Classes 5-6: Homeland- Hosta and Ferns
Located in northern Baltimore City, Homeland is a neighborhood rich in architecture and landscape design. A variety of building styles gives the neighborhood its special aesthetic appeal.  
5. Hosta
a. Large leafed- leaf size minimum of 8”  
b. Small leafed-leaf size no larger than 8”
c. Collection of 3 to be shown in separate containers, key card required.  

6. Ferns  
a. Single frond—under 6”  
b. Single frond—6” and over  
c. Single frond displaying prominent spores  
d. Collection of 3 different varieties of ferns in one container, key card required.

Class 7: Greenspring Valley—Blooming trees—one branch not to exceed 24” in length, foliage permitted if attached to the stem.  
Green Spring Valley Historic District is a national historic district near Stevenson in Baltimore County. Today, the Greenspring Valley retains much of its original charm through the dedicated and hard work of property owners and the Valley Planning Council.
A. Cornus (Dogwood)  
B. Prunus (Fruit)  
C. Chionanthus (Fringe)  
D. Cercis (Redbud)  
E. Amelanchier (Serviceberry)  
F. Other Class   

8: Hereford - Ephemerals  
The Hereford community is popular with bicyclists and hikers. The term ephemeral refers to perennial plants that emerge quickly in the spring and die back to their underground parts after a short growth and reproduction phase.  
A. Trillium (Trillium)  
B. Sanguinaria (Bloodroot)  
C. Arisaema (Jack-in-the Pulpit)  
D. Dodecatheon (Shooting Star)  
E. Other   

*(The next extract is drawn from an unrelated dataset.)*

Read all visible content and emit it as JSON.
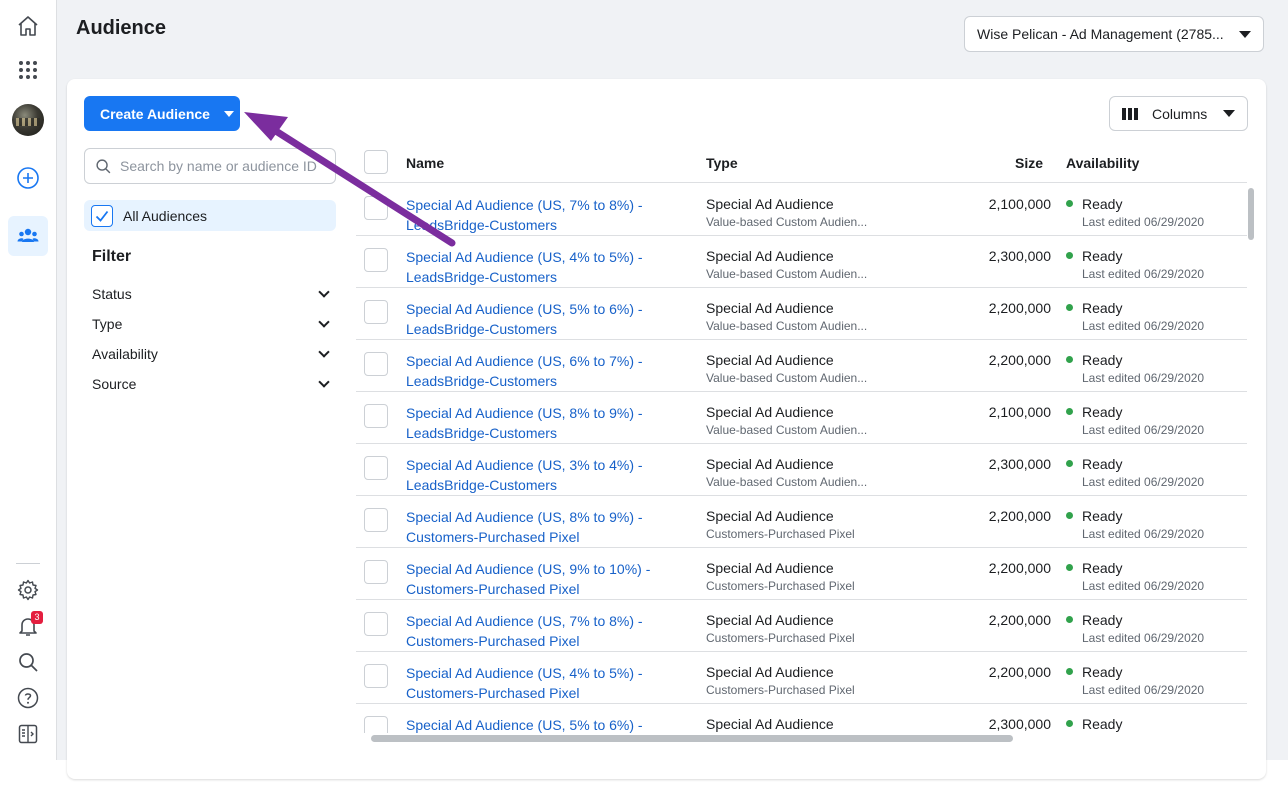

Horticulture Show Guidelines
• Please carefully read and follow the GCA General Rules as listed below.
• Entries must have been owned and grown by the Exhibitor for a minimum of three months unless otherwise stated in the schedule.
• An exhibitor may enter up to three entries per class provided each is a different species or cultivar.
• All entries propagated by the exhibitor must be identified with the method and relevant date(s) on the entry card.
• Classes may be subdivided, and entries moved and/or reclassified at the discretion of the Horticulture Committee and/or the Judges.
• Locally invasive plants are not permitted.
• Length of cut specimen is measured from the lip of the bottle to the tip of the specimen.
• Cut specimens will be displayed in exhibitors’ clear bottles with wedging material, and in water, unless otherwise noted. The Committee will have a limited number of extra bottles and wedging materials the day of the show.
• It is highly encouraged to have entry cards filled out prior to the show. Botanical and Common names are required. Extra cards will be available at the show and can be found on the SGGC website.
• A key card (diagram or plant list) where required must be a 4” x 6”, white, unlined card and completed in black waterproof ink or typed with collection classes.
• Inquiries concerning the Horticulture schedule should be directed to Horticulture Chairman, Nancy Hill: 410-339-3473 and/or